British Territorial Army, descended from volunteer cavalry regiments. Today
Yeomanry units may serve in a variety of different military roles. Yeomanry in
20th century usually served as armoured car regiment. Originally in 17th and
18th century yeoman was the designation of a special kind of a farmer who owned
the land he cultivated as opposed to a peasant, also called freeholder. The
officers however were nobles of the local gentry. They served as volunteers and
had the right to refuse any service overseas.
For further information click: http://en.wikipedia.org/wiki/Yeoman.
In order to improve the country's defences under the threat of invasion by France in the 1790s volunteer regiments were raised in many counties from yeomen. During the first half of 19th century, Yeomanry Regiments were often used as a riot squad. But when this role was overtaken by police the Yeomanry concentrated on local defence. In 1901 all yeomanry regiments were redesignated as "Imperial Yeomanry", and reorganised in order to serve overseas. They were needed for the 2nd Boer War. In 1908, the Imperial Yeomanry was merged with the Volunteer Force to form the Territorial Force, of which it became the cavalry arm. For further information click: http://en.wikipedia.org/wiki/Yeomanry.
Description of flag:
It is a green over grey over blue horizontal tricolour with the badge in its centre. The badge has a wreath of laurel topped by the royal crown, all in natural colour with a golden ribbon at its bottom with inscription in black, dotted capitals; “I.C.&C.Y.” In the centre of the wreath are the arms of the Inns of Court. The shields are forming a cross with the middle base points pointing to the centre. The “cross” is superimposed by the arms of the city of London.
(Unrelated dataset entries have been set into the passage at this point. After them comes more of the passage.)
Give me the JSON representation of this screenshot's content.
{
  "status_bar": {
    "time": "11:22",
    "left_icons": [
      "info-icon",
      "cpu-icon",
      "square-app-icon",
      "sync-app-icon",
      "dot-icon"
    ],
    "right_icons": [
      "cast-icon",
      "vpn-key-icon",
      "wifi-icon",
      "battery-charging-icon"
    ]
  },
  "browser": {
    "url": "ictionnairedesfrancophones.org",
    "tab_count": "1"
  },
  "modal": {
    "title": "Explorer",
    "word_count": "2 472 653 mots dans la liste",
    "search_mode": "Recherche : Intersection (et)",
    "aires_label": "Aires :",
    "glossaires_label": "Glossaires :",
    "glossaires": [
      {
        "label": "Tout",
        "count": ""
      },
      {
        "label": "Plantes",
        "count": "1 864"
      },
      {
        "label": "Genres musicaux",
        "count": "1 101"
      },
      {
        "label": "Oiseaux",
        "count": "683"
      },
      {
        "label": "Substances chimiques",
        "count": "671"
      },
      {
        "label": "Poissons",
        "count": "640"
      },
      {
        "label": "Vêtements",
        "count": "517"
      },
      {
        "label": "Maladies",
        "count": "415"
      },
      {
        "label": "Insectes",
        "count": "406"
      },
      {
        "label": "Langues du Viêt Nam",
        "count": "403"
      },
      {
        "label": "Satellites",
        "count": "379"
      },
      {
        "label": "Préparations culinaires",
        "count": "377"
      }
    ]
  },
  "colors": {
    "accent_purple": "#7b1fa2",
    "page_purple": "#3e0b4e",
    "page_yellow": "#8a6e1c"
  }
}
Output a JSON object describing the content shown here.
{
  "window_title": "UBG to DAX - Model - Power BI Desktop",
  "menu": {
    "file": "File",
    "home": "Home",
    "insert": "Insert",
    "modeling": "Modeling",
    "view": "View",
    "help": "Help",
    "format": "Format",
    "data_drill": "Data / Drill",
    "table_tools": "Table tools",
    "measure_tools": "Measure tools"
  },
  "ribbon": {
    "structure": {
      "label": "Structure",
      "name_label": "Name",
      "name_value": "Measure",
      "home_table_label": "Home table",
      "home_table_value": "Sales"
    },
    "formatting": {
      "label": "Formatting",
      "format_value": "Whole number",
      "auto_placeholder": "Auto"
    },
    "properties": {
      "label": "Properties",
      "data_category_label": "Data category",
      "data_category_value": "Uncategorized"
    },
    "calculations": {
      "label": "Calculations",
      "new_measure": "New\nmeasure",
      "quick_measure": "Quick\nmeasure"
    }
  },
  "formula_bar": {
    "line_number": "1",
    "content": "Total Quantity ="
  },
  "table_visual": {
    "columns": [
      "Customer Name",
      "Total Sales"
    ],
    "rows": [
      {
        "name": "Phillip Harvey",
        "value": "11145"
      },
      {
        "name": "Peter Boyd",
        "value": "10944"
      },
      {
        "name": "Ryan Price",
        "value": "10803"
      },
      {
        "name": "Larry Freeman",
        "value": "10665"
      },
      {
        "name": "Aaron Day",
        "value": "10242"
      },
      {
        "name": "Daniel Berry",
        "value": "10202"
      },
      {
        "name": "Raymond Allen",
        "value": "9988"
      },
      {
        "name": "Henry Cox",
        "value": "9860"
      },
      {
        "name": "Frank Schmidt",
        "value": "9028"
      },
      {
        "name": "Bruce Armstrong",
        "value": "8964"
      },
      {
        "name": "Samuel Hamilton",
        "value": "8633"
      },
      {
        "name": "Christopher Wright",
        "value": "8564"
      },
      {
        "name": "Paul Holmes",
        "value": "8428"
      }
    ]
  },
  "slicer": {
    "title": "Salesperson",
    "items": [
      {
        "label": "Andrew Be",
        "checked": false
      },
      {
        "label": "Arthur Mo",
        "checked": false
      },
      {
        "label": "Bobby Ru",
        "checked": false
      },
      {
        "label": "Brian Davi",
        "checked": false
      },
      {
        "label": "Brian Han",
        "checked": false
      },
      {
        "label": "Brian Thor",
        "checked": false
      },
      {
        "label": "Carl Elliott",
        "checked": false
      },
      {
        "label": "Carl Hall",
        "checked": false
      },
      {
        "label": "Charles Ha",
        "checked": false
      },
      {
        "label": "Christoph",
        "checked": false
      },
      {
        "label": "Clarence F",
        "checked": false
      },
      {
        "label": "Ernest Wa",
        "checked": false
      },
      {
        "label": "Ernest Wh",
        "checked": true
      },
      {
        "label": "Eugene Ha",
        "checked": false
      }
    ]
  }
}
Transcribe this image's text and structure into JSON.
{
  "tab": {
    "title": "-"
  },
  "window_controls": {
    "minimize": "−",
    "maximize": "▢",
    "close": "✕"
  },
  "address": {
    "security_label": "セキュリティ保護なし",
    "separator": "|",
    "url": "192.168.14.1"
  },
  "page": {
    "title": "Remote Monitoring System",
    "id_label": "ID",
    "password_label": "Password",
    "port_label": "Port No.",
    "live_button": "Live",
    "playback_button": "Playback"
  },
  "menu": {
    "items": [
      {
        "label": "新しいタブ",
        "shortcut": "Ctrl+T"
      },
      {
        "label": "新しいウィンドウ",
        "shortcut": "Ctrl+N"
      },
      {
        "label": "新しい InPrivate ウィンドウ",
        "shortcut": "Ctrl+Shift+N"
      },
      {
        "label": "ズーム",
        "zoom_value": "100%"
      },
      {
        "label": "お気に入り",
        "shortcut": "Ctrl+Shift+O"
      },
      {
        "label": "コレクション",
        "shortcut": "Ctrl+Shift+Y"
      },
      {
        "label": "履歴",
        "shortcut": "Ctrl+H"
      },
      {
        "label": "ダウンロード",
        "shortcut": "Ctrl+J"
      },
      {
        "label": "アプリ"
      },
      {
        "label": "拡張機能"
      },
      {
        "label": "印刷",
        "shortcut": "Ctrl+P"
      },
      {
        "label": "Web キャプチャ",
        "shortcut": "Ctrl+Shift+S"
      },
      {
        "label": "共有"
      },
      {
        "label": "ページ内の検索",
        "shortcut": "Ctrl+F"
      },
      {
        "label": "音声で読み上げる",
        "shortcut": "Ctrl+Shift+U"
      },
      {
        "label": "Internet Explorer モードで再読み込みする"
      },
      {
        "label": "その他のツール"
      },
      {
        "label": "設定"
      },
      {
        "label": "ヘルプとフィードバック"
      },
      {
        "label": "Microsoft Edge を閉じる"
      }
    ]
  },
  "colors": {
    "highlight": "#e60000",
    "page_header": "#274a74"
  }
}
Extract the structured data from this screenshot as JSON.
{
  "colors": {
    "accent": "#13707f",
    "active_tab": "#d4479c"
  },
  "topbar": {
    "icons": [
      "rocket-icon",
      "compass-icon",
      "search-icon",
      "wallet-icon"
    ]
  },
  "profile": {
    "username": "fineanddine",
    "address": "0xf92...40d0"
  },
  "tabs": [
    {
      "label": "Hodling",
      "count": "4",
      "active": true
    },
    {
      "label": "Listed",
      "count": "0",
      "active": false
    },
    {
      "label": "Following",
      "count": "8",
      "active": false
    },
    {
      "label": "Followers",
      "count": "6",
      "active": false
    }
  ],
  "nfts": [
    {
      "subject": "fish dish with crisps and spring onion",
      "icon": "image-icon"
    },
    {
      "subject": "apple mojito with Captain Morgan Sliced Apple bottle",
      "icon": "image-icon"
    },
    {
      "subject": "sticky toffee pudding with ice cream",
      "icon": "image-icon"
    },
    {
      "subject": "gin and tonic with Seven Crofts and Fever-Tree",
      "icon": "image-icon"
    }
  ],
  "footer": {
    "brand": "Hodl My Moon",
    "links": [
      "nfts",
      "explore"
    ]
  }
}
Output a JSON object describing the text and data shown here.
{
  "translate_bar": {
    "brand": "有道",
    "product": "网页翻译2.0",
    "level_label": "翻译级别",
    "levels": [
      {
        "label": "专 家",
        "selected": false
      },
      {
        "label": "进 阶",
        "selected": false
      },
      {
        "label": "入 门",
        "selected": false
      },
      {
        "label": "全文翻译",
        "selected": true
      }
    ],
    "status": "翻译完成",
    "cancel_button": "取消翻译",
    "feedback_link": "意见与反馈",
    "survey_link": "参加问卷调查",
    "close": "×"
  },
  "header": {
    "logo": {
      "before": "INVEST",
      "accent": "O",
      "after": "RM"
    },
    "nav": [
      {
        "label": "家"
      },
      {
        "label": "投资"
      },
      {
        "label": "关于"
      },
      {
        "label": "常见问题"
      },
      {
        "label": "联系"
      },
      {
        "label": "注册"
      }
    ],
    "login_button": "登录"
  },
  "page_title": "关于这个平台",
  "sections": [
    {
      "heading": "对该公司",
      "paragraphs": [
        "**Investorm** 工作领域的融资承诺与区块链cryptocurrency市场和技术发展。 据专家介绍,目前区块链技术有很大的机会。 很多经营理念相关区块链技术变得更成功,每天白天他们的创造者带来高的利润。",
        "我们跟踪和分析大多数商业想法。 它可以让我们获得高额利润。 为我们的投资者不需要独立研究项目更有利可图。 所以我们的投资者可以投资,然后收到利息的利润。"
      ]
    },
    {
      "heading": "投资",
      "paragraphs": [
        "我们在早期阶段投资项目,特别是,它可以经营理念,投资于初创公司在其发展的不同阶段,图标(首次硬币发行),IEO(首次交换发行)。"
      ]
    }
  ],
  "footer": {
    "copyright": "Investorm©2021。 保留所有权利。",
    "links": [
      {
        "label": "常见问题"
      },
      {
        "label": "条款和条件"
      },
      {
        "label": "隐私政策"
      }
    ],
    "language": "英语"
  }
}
The shields of the four Inns of Court are those of Lincolns Inn (top; blue shield with golden tools and a red rampant lion in a golden canton), Middle Temple (hoist; cross of St. George superimposed by a golden paschal lamb), Inner Temple (fly-end; silver Pegasus in a blue field) and finally Gray’s Inn (bottom; golden griffin in a black field fimbriated golden).
Source: I spotted the pattern at the doorplate of the HQ in London-Holborn.
Klaus-Michael Schneider, 29 October 2010